A personal story
A personal story about how this patchwork of state laws plays out in a Trans person's life: I live in Washington state, yet I have family living in Florida. My father had his 80th birthday last fall, and my wife and I wanted to be there for his big birthday. Due to the extreme laws that have recently been implemented in Florida, I, as a very out Trans educator and activist, could easily be targeted there.

For instance, if I get pulled over for a minor traffic violation there, my legal Washington state driver's license — with my legal name changed and gender marker — is considered fraudulent in that state, since it does not match my birth certificate, which was issued in Florida, and I could be arrested.

God forbid if something happened and I needed medical care: it would depend on the hospital and the staff that I would randomly get assigned. It is very stressful to feel restricted in one's own country such that we don't feel safe to travel state to state.

This patchwork of laws and policies creates significant challenges for Transgender and gender-diverse people, particularly those in states with more restrictive policies, resulting in disparities in access to healthcare, legal protections, and support services, exacerbating existing inequalities and marginalization.

Furthermore, the varying legal landscape can also impact the visibility of the Trans and gender-diverse community on a national level. While progress may be made in some parts of the country, setbacks in others can hinder efforts to advance LGBTQ+ rights on a broader scale and perpetuate misconceptions and stereotypes about gender diversity.

In this complex and often polarized environment, it is essential for advocates, allies, and policymakers to continue working toward greater understanding, acceptance, and legal protections for Transgender and gender-diverse people across the United States. By challenging discriminatory laws, promoting inclusivity, and amplifying the voices of marginalized communities, we can strive for a more just and equitable society for all.

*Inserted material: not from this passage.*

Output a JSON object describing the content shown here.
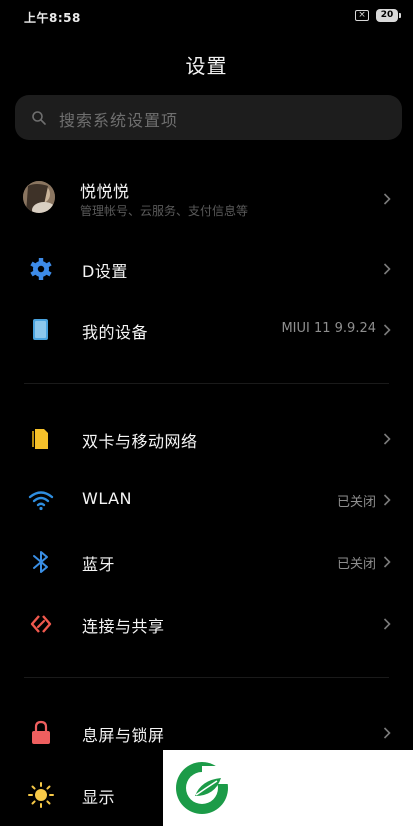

Ways that allies can help
Educate yourself: Learn about gender diversity, the issues faced by the TGD community, and the appropriate language to use. Understanding terms, pronouns, and the spectrum of gender identities is crucial.
Use inclusive language: Always use a person's chosen name and pronouns. Correct others if they use the wrong terms, and educate them on the importance of respectful language.
Platform TGD voices: Use your platform to amplify the voices and stories of TGD people. Share their work, promote their businesses, and highlight their achievements.
Support TGD media: Consume and promote media created by and for the TGD community. This includes books, films, podcasts, and art that authentically represent TGD experiences.
Speak out against discrimination: Challenge transphobic remarks, jokes, or actions in all spaces — whether at work, at home, or in public. Use your voice to promote inclusivity.
Support Trans rights legislation: Advocate for policies that protect the rights of TGD people, such as antidiscrimination laws, healthcare access, and gender recognition laws. Contact your representatives, participate in campaigns, and vote for inclusive policies.
Create safe spaces: Ensure that your home, workplace, and community spaces are safe and welcoming for TGD people, which can include gender-neutral bathrooms, inclusive dress codes, and zero-tolerance policies for harassment.
Visible support: Show your support through visible symbols, such as wearing Pride pins, displaying inclusive signage, or using social media to amplify TGD voices and issues.
Listen and validate: Offer a nonjudgmental ear to TGD people. Listening to their experiences and validating their feelings can be incredibly supportive.
Financial support: Donate to TGD organizations, fundraisers, or those in need. Many TGD people face financial barriers to accessing healthcare, legal services, and other necessities.
Attend events: Participate in TGD events such as Pride marches, rallies, and educational workshops. Your presence shows solidarity and helps amplify the voices of TGD people.